Researchers Stefano Di Paola and Giorgio Fedon have created quite a stir in the blogosphere this week over some easily-exploitable flaws they reported in Adobe Reader, a .pdf viewer used by just about everyone. According to various security experts, digital miscreants could exploit the vulnerabilities to launch cross-site scripting attacks and do a variety of damage.
According to their research, the trouble is in how Adobe tells the browser to handle .pdf files, and Firefox and Internet Explorer are particularly vulnerable.
The flaws affect Adobe Reader 6.0.1 for Windows via Internet Explorer 6 and version 7.0.8 for Windows via Firefox 126.96.36.199. Other versions may also be affected, warned Danish vulnerability clearinghouse Secunia. Di Paola said Adobe fixed the security holes in version 8.0.0, though experts worry that many users will be slow to upgrade, leaving themselves open to an easy attack.
According to the Symantec Corp. blog, the flaws are significant for a number of reasons:
- The ease in which they can be exploited is "breathtaking." Use of the feature in question requires no exploitation of vulnerabilities on the server side.

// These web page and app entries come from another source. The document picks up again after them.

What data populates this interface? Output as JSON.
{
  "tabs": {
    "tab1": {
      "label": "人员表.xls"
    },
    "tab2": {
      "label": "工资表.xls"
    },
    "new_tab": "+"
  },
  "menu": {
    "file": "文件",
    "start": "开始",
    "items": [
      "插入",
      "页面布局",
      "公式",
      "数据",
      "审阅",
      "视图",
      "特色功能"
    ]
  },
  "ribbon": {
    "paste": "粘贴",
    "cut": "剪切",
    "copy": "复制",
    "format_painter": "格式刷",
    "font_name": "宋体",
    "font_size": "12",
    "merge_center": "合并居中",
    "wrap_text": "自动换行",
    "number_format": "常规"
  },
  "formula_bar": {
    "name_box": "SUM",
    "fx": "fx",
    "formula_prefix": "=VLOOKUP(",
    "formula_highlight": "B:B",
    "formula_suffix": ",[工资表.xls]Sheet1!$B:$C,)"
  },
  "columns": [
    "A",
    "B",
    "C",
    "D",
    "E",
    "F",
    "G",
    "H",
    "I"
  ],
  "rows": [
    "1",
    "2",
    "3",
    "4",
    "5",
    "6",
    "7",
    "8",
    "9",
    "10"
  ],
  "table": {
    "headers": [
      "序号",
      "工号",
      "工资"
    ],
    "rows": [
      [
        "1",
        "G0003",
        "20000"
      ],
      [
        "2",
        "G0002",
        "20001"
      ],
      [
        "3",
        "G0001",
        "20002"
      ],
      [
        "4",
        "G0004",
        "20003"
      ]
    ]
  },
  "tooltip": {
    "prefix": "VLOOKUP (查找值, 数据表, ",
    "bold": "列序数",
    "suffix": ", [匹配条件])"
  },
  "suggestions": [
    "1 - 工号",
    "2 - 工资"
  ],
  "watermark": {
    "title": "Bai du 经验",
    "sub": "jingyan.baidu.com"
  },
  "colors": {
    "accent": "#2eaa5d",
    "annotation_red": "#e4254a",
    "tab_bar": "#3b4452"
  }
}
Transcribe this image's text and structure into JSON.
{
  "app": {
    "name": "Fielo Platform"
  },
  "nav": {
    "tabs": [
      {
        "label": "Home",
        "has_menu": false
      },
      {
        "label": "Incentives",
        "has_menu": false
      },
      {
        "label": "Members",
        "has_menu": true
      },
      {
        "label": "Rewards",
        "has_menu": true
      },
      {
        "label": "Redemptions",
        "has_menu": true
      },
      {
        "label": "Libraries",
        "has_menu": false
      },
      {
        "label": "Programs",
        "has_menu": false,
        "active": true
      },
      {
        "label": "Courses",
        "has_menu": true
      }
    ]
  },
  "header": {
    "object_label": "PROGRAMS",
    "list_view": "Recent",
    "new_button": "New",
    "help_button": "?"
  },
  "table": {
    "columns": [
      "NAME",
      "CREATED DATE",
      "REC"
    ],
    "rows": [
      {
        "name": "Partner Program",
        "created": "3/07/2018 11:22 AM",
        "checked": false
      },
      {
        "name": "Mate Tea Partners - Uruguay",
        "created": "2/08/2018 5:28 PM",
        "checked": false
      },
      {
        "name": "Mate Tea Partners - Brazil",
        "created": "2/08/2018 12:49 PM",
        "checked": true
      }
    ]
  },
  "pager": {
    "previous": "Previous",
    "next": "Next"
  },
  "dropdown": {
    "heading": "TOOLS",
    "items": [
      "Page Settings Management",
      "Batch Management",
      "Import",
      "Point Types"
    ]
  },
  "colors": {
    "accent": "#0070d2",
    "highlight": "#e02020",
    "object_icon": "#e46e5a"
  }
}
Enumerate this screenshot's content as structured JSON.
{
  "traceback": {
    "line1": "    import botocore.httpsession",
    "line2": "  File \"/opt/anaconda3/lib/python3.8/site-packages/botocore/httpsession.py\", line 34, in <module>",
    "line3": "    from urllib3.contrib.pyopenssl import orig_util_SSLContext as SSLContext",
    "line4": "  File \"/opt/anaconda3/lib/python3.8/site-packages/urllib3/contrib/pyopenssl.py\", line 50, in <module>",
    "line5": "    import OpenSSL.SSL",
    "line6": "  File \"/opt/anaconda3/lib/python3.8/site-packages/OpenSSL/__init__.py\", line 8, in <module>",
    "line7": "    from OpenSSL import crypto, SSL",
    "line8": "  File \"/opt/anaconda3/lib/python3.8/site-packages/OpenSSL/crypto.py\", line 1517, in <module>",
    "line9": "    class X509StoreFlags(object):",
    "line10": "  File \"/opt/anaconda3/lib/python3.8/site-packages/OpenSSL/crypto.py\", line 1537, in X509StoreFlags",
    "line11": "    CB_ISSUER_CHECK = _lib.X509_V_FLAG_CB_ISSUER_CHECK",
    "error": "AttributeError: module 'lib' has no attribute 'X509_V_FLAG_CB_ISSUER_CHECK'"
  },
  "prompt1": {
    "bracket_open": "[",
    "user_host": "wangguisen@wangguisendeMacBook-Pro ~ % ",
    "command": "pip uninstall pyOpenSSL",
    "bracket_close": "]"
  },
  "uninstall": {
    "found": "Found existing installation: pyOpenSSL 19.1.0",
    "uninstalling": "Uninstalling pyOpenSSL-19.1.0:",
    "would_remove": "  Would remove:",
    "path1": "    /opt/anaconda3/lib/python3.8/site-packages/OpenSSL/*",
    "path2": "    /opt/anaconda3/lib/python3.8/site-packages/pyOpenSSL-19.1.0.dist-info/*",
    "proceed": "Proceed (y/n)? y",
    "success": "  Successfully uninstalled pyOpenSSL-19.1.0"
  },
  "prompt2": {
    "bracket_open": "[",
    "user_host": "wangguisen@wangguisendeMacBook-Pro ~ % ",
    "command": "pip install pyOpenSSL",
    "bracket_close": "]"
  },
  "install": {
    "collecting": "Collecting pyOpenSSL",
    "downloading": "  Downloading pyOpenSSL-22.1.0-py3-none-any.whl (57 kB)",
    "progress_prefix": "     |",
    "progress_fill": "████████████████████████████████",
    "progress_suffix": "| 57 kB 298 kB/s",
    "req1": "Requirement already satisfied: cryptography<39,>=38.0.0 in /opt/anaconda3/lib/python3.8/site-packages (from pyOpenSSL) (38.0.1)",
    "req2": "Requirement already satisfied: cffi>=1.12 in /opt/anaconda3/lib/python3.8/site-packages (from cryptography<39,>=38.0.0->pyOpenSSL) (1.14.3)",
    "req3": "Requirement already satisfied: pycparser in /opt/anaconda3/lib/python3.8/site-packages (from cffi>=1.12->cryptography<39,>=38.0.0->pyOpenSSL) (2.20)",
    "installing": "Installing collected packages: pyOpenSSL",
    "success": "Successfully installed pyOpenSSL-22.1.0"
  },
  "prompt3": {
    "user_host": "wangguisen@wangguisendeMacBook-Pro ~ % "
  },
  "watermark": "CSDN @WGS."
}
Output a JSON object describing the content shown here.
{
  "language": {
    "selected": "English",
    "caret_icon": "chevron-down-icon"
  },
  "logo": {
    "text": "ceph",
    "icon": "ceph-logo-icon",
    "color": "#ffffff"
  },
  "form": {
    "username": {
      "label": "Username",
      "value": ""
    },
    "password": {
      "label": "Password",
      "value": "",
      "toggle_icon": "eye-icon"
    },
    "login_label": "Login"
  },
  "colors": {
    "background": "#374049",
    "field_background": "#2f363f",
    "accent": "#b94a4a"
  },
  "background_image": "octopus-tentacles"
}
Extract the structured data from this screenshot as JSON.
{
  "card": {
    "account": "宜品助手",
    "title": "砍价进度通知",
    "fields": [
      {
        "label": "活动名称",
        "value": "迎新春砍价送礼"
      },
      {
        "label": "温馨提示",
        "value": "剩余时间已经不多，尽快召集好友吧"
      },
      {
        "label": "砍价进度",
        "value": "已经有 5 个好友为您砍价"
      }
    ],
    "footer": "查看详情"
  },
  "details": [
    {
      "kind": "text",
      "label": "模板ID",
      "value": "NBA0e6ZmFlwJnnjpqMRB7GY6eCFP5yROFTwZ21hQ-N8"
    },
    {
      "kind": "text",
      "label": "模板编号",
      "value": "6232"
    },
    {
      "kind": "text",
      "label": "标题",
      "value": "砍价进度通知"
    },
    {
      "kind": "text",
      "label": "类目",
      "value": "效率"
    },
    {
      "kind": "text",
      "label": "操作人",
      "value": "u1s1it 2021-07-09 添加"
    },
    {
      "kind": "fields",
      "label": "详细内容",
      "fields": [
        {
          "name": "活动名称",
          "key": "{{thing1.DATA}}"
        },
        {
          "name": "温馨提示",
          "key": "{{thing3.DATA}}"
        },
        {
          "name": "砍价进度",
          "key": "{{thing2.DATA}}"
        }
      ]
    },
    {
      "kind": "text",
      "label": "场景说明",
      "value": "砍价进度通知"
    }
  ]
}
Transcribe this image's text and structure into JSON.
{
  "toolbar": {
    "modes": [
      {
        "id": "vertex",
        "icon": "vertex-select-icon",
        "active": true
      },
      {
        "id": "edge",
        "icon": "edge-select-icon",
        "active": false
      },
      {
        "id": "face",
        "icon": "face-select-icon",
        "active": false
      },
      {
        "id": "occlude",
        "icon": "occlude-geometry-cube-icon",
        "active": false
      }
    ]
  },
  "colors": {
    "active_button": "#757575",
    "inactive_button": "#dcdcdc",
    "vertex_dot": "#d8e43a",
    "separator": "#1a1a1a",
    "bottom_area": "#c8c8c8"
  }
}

- Any Web site that hosts a .pdf file can be used to conduct an attack. "All the attacker has to do is find out who is hosting a .pdf file on their Web server and then piggy back on it to mount an attack," the Cupertino, Calif.-based vendor said. "What this means, in a nutshell, is that anybody hosting a .pdf file, including well-trusted brands and names on the Web, could have their trust abused and become unwilling partners in crime."
Initially, Symantec reported that the problem appeared limited to Firefox, but that additional testing showed that systems running Internet Explorer 6 and Acrobat 7 on Windows XP SP1; and systems with Internet Explorer 6 and Acrobat 4 on Windows XP SP2 are also vulnerable to attack.
An assessment in the NIST.org blog is equally sobering.
"Let's get straight to the point: This vulnerability should not be taken lightly," the blog said. "If you have the Adobe Acrobat Reader browser plug-in installed, nearly any Web site that contains a .pdf file can now be exploited for cross-site scripting [attacks]."
If, for example, "yourlocalbank.com" hosts a .pdf file and the user has the Acrobat Reader browser plug-in installed and they click on a specially crafted link to the yourlocalbank.com .pdf file, "someone can steal your log-in credentials and take care of your online banking for you," NIST.org said. "Or the bad guy can create fake pages for phishing attacks that appear to be from legitimate sites and collect credit card information that way."
So what's an Adobe Reader user to do?
Stefan Esser suggested in the PHP Security blog that everyone disable the Adobe Acrobat .pdf plug-in in their browser.
But the best solution, according to organizations like Secunia and The French Security Incident Response Team (FrSIRT), is for users to wake up to the threat and upgrade to Adobe 8.0.0.